Recently, Harker told a Senate panel the Navy intends to request another multi-year contract for DDG-51s in the FY ‘23 budget, lasting from FY ‘23 to 2027 (Defense Daily, June 25).
The Navy’s top unfunded priority on an annual list sent to Congress was the second destroyer in FY ’22 at a cost of another $1.66 billion on top of the requested $2 billion for one ship (Defense Daily, June 2).
On June 30, the House Appropriations Defense Subcommittee advanced its FY ‘22 spending bill to the full committee, which includes funds to restore the second destroyer (Defense Daily, June 30).
Relatedly, Gumbleton reiterated while Congress gave the Navy contract authority to procure four amphibious ships in a multi-ship buy, DoD leadership seems unlikely to choose to do that this fiscal year.
The FY ‘21 defense authorization act included a provision allowing the Navy to procure three San Antonio-class LPD-17 amphibious transport dock ships and one America-class amphibious assault ship at once (Defense Daily, June 11, 2020).
Both ship classes are produced by Huntington Ingalls Industries’ [HIII] Ingalls Shipbuilding facility in Pascagoula, Miss.
Gumbleton said the secretary of defense has a lot of other priorities beyond the Navy, “so there was a decision not to take up Congress on this authority to do a multi-ship and that speaks to changing priorities with a new team onboard.”
This is a more definitive view of the Pentagon’s likely decision after Acting Assistant Secretary of the Navy for Research, Development, and Acquisition Jay Stefany told a Senate panel last month DoD looks likely to defer such a decision until after completing a new force structure assessment.
Stefany said the Navy and HII had a handshake agreement on what the multi-ship buy would look like if enacted (Defense Daily, June 9).
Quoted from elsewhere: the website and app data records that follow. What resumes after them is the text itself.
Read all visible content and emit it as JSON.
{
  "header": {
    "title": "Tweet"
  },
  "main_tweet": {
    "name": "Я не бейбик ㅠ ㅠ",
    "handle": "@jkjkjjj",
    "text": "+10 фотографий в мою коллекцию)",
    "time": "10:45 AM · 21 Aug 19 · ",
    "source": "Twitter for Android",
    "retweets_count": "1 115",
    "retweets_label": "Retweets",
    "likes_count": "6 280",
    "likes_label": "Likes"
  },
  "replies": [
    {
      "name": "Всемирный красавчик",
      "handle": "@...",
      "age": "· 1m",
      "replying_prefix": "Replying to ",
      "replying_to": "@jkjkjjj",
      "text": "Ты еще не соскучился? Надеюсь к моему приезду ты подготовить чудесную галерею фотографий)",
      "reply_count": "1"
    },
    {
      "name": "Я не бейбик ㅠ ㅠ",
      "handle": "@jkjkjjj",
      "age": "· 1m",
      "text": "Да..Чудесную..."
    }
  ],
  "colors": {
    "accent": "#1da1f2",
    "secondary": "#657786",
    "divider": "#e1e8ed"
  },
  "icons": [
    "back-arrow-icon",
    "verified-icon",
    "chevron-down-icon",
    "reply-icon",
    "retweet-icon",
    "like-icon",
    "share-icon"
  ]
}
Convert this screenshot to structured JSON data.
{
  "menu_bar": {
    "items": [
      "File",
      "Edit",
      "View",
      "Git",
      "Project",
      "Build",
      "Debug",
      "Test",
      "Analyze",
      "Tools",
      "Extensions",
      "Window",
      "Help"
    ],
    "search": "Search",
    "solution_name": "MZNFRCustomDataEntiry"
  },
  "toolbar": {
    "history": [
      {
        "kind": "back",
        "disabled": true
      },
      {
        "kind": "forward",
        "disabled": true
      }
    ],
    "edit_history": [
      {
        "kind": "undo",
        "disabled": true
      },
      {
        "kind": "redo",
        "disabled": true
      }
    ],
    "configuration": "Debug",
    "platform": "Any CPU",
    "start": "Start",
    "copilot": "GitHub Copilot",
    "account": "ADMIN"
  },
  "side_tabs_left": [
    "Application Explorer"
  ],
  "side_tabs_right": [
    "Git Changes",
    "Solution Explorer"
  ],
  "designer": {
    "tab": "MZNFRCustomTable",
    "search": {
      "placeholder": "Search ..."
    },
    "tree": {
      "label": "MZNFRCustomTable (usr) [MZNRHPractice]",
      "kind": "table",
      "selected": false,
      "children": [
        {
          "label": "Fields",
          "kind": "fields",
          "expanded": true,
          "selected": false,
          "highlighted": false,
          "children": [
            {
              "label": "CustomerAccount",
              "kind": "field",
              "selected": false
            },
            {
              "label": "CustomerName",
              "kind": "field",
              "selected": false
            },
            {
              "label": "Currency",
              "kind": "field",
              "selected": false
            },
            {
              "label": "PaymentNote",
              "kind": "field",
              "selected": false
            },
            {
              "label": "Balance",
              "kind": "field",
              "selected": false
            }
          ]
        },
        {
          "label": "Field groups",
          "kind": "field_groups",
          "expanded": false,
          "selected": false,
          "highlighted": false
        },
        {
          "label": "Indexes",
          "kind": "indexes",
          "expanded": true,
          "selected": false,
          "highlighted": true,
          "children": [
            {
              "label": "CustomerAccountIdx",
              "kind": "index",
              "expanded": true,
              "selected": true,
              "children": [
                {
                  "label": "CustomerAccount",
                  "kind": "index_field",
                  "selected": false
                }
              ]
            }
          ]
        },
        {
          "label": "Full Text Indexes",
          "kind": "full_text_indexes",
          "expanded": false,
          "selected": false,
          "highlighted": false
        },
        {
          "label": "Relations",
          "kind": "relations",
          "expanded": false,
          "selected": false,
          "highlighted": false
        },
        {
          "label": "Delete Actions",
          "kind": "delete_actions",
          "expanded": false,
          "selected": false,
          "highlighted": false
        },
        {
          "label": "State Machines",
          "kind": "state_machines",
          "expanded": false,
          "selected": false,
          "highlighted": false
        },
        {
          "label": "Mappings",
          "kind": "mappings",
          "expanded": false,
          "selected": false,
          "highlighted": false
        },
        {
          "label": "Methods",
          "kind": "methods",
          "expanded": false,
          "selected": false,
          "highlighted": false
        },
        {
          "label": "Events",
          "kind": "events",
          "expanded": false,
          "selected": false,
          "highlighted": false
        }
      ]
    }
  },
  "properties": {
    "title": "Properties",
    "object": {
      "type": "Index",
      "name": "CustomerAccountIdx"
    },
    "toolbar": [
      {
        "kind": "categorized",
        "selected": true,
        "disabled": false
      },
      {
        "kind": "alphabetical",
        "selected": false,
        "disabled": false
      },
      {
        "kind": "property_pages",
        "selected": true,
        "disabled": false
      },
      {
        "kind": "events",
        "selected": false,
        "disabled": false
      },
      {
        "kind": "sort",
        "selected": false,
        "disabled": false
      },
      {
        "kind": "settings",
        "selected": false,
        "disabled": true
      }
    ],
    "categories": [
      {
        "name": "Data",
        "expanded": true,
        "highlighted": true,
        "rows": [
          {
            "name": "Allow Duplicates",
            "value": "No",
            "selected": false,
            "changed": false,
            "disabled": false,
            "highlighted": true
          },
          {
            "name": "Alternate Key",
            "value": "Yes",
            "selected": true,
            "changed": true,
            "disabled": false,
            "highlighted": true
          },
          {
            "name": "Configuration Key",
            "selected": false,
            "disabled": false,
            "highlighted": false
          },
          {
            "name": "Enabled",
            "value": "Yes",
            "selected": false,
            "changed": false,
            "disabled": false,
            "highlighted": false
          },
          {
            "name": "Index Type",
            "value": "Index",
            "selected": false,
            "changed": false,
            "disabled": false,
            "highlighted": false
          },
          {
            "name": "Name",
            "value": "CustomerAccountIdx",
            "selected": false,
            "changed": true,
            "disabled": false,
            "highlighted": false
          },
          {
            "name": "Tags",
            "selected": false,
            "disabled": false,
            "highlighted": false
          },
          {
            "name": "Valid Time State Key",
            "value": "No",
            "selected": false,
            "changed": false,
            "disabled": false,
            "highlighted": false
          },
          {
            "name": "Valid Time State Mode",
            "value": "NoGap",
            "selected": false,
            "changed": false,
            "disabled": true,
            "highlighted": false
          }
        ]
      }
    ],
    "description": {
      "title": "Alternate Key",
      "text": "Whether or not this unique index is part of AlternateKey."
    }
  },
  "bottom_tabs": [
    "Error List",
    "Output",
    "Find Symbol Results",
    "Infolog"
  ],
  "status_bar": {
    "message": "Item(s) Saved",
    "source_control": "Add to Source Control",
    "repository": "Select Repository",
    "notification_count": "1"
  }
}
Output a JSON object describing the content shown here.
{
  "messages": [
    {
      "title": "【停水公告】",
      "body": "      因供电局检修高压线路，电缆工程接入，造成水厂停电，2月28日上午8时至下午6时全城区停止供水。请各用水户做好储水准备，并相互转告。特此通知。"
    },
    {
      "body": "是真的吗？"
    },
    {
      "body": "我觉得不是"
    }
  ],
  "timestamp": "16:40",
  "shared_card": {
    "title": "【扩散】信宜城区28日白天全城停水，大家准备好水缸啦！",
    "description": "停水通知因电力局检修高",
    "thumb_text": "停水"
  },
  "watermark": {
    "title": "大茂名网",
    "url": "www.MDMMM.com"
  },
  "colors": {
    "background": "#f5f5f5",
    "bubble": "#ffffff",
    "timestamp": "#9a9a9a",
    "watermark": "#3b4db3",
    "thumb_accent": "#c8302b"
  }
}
In response to the delay in using the provision, House Armed Services Subcommittee on Seapower and Projection Forces ranking member Rep. Rob Wittman (R-Va.) and Rep. Steven Palazzo (R-Miss.) introduced legislation to hold half of the Office of the Secretary of Defense Cost Assessment and Program Evaluation (CAPE) office’s budget until the Navy conducts the block buy agreement (Defense Daily, June 15).